Verizon's new data plans may seem like a competitive response to T-Mobile's own uncarrier tweaks, but a Verizon executive vice president says they were in the works for a long time and are part of a larger move towards simplification ahead of the next iPhone launch.
On Thursday, Verizon Wireless will launch its new Verizon Plan, which does away with smartphone subsidies and contracts, instead prompting customers to choose from a small, medium, large or extra-large data bucket and either bring their own device or pay it off in monthly installments. (See Verizon Ditches Wireless Service Contracts.)
Many in the industry, including T-Mobile US Inc. 's own CEO John Legere, said Verizon's new plan structure was a result of T-Mobile doing away with smartphone subsidies and contracts, but David Small, executive vice president of wireless operations at Verizon Wireless, said the plans have been in the works for a long time as part of a move to simplification. (See T-Mobile Gives More Data to Families.)
Speaking at the Oppenheimer conference Tuesday, Small said Verizon felt now was a good time to launch because of people doing back-to-school shopping. And, he said, in a month or so "there could be a significant device launch" that Verizon would want to have pricing ready for, referring, of course, to Apple Inc. (Nasdaq: AAPL)'s expected iPhone launch in September.
"So, look, this was not a reaction in any way, shape or form," Small said. "This is something we've had in the works for quite some time. We had it essentially at the ready. We also knew this dovetailed very well with what we wanted to do in terms of device payment, or installment plans, so the timing worked very well there as well."
With the new plans, Verizon customers can change their bucket any and every month, but the carrier hopes more will opt for the higher-data family plans. Small said as they consume more, it becomes more cost effective for them and more financially attractive for Verizon. It will also offer higher plans than the $80 12GB monthly plan, but won't advertise them.
"It's really simplistic, and we can help categorize consumers and their usage patterns in a very simple way to help them guide what data allocation they might need," Small said, later adding that he expects existing customers to upgrade to the new plan and new customers to switch to Verizon for it.
Don't be surprised if Verizon stops telling its customers when they're close to their data caps though.
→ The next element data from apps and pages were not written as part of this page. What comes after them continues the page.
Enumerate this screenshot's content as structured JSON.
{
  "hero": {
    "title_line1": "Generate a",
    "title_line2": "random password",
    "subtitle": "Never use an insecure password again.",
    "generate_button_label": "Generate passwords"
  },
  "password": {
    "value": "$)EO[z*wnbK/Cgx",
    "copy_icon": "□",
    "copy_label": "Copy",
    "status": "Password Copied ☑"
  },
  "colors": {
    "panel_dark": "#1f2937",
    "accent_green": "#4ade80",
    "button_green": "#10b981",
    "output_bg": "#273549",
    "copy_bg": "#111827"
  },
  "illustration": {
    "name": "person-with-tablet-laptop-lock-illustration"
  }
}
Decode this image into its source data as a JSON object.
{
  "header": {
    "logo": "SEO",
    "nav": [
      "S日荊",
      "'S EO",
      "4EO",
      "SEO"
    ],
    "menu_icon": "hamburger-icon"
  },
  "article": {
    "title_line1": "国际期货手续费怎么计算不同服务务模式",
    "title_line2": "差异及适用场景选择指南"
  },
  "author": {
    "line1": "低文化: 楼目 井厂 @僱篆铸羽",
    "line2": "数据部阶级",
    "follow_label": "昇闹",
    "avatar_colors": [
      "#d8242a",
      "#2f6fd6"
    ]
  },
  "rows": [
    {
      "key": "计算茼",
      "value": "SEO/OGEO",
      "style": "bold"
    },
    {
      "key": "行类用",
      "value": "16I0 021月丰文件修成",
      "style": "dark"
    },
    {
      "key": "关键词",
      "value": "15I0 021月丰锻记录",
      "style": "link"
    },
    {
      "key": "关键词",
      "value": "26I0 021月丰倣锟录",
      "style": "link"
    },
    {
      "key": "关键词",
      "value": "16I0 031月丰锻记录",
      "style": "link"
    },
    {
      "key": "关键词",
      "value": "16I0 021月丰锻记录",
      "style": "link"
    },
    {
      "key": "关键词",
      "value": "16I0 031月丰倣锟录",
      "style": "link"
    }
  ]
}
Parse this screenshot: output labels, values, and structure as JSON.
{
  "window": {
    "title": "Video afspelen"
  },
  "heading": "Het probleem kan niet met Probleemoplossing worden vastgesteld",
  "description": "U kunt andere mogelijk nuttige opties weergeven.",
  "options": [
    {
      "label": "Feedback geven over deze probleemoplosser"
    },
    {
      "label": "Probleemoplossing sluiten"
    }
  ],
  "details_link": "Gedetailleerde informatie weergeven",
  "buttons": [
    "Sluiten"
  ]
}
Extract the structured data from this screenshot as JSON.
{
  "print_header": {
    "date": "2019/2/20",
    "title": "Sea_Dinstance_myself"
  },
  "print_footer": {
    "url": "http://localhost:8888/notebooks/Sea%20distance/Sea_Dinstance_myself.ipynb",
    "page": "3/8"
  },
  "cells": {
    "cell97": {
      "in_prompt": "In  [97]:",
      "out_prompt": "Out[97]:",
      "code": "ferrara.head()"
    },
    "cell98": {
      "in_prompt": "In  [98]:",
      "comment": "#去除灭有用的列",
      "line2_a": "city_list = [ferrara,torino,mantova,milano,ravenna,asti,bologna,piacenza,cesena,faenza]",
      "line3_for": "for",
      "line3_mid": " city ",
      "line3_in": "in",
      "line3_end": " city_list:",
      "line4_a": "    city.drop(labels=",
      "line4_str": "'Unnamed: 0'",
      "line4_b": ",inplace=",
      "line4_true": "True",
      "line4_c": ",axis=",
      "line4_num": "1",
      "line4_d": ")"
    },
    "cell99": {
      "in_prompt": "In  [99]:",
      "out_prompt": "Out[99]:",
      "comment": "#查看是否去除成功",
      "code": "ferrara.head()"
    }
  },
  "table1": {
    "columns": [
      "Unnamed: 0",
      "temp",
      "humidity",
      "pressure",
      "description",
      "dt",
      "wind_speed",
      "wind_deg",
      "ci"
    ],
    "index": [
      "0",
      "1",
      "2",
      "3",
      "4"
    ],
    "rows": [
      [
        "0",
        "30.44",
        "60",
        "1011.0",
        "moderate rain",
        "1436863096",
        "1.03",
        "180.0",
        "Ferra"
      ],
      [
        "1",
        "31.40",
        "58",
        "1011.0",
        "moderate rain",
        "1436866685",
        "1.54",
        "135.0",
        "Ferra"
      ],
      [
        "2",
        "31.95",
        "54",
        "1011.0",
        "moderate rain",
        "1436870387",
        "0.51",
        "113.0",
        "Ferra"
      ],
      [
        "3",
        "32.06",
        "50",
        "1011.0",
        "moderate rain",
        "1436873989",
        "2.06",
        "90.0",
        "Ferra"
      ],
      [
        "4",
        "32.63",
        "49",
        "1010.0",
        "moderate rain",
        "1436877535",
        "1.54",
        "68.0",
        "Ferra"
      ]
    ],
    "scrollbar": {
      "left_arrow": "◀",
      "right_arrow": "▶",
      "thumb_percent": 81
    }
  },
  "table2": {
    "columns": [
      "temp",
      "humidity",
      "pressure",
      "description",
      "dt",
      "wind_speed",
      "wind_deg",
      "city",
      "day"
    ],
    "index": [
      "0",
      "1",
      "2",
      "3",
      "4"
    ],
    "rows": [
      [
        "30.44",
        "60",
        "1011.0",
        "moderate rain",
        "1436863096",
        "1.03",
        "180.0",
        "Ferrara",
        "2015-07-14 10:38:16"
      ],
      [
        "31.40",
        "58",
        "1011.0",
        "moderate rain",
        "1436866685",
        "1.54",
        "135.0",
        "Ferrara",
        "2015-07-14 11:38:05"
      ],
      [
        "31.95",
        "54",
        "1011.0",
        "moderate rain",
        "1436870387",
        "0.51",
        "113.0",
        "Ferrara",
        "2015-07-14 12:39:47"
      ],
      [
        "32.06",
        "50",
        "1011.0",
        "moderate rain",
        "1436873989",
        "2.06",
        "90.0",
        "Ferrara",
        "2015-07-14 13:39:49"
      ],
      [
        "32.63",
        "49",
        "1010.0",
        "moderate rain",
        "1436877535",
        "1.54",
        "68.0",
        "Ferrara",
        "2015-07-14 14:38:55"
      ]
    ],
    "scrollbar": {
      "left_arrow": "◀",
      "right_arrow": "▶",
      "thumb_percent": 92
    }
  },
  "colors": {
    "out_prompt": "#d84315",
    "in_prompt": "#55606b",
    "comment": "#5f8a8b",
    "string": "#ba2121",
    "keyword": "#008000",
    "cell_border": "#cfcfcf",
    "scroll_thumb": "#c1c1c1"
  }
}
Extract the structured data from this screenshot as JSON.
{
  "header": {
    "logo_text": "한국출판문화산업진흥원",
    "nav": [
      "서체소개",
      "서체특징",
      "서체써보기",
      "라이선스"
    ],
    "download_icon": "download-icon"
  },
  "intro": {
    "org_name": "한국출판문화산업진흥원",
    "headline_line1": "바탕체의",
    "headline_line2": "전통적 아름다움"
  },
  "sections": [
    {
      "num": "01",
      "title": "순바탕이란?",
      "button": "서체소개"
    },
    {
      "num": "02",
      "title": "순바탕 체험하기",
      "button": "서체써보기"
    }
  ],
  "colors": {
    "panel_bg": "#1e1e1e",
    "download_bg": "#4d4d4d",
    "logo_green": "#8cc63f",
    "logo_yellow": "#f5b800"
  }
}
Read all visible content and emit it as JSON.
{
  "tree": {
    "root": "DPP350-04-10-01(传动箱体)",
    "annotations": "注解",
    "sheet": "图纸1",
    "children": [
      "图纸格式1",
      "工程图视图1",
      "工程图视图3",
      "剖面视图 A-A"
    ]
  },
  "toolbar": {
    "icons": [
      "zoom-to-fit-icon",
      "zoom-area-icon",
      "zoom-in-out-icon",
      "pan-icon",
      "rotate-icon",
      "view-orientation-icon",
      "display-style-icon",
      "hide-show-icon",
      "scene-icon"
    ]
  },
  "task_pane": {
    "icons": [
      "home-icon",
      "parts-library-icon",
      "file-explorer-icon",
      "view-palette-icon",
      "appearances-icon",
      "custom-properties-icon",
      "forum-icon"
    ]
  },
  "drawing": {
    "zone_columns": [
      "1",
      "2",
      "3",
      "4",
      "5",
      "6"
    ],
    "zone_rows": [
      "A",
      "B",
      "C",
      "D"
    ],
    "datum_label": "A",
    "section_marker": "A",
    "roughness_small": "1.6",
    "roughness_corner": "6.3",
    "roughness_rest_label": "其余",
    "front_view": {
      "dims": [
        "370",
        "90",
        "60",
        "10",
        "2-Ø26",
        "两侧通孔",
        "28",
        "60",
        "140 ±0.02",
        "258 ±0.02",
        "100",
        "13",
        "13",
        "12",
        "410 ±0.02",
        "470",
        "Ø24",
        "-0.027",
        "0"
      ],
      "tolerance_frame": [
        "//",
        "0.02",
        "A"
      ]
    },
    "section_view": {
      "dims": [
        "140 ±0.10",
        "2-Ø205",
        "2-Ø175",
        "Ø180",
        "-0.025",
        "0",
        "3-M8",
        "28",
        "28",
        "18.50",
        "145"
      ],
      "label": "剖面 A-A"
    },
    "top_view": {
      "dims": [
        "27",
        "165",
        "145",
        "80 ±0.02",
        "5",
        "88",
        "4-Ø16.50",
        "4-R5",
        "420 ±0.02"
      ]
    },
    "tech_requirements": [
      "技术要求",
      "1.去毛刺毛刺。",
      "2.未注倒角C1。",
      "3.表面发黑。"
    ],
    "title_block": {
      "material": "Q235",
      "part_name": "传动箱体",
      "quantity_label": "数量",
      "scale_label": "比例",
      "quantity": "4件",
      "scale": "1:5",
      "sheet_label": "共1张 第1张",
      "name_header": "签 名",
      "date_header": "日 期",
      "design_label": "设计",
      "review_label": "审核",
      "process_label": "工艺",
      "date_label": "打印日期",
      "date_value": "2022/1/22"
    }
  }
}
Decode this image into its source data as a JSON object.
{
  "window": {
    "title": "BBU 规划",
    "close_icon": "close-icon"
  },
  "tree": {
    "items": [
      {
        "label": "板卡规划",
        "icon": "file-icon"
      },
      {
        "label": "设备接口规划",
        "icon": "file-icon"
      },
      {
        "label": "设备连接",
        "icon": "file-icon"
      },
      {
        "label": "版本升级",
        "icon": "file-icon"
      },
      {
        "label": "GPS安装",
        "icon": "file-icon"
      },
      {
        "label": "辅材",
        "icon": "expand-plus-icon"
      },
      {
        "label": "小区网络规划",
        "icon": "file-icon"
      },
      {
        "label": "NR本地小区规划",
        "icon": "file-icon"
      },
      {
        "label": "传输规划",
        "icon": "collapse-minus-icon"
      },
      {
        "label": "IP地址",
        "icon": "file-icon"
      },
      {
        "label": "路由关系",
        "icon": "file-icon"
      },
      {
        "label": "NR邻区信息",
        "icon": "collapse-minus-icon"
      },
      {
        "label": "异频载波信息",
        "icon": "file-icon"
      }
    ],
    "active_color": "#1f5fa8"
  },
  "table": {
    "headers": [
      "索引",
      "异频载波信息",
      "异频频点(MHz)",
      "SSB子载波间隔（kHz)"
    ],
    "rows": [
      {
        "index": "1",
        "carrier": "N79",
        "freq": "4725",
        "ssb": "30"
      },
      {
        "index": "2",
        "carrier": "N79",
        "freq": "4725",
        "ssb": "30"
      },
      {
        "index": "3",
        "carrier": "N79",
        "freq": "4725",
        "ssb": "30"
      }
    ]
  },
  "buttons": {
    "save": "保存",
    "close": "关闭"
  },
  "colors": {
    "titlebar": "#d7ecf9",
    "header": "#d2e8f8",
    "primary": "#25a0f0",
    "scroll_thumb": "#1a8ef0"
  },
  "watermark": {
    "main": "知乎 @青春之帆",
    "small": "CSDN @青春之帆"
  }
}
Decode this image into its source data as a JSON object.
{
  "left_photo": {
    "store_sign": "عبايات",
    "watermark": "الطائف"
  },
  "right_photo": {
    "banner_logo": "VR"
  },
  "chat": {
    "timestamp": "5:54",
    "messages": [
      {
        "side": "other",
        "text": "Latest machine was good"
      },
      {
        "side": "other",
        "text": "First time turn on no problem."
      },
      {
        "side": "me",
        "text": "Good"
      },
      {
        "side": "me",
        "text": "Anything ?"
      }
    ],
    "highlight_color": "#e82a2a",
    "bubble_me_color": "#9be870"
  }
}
Small said Verizon has a lot of tools in place to alert customers of their usage, but that it's not a great message to have when it wants to sell more data. Plus, he said, Verizon's research with Millennials on family plans suggested they didn't like the alerts. They felt like Verizon was telling on them to their parents about their data consumption.
"For that and many other reasons, this notion of adding more value and having consumers move up in the curve in terms of their consumption is good for the industry, and we certainly think it's good for us from an investment point," Small said.
Regardless of Verizon's motivations, contracts and subsidies of yore are officially a thing of the past. In addition to T-Mobile, Sprint Corp. (NYSE: S) recently launched its All-In pricing plans designed to simplify bills, while AT&T Inc. (NYSE: T) has been pushing its Next plan for awhile now. (See Sprint Goes 'All-In' on New Pricing Plan and AT&T Gets 81% of Subs Off Unlimited Data.)
The plans should, hypothetically, help consumers better understand where their money goes each month and potentially find a plan that best fits their actual usage. The plans could also mean more customers hold on to their devices longer as they realize how expensive they are without a subsidy. In addition, the lack of contracts means consumers are free to jump ship each month, however, that's not likely to happen given the incompatible spectrum bands wireless carriers still have in the US.
— Sarah Thomas, , Editorial Operations Director, Light Reading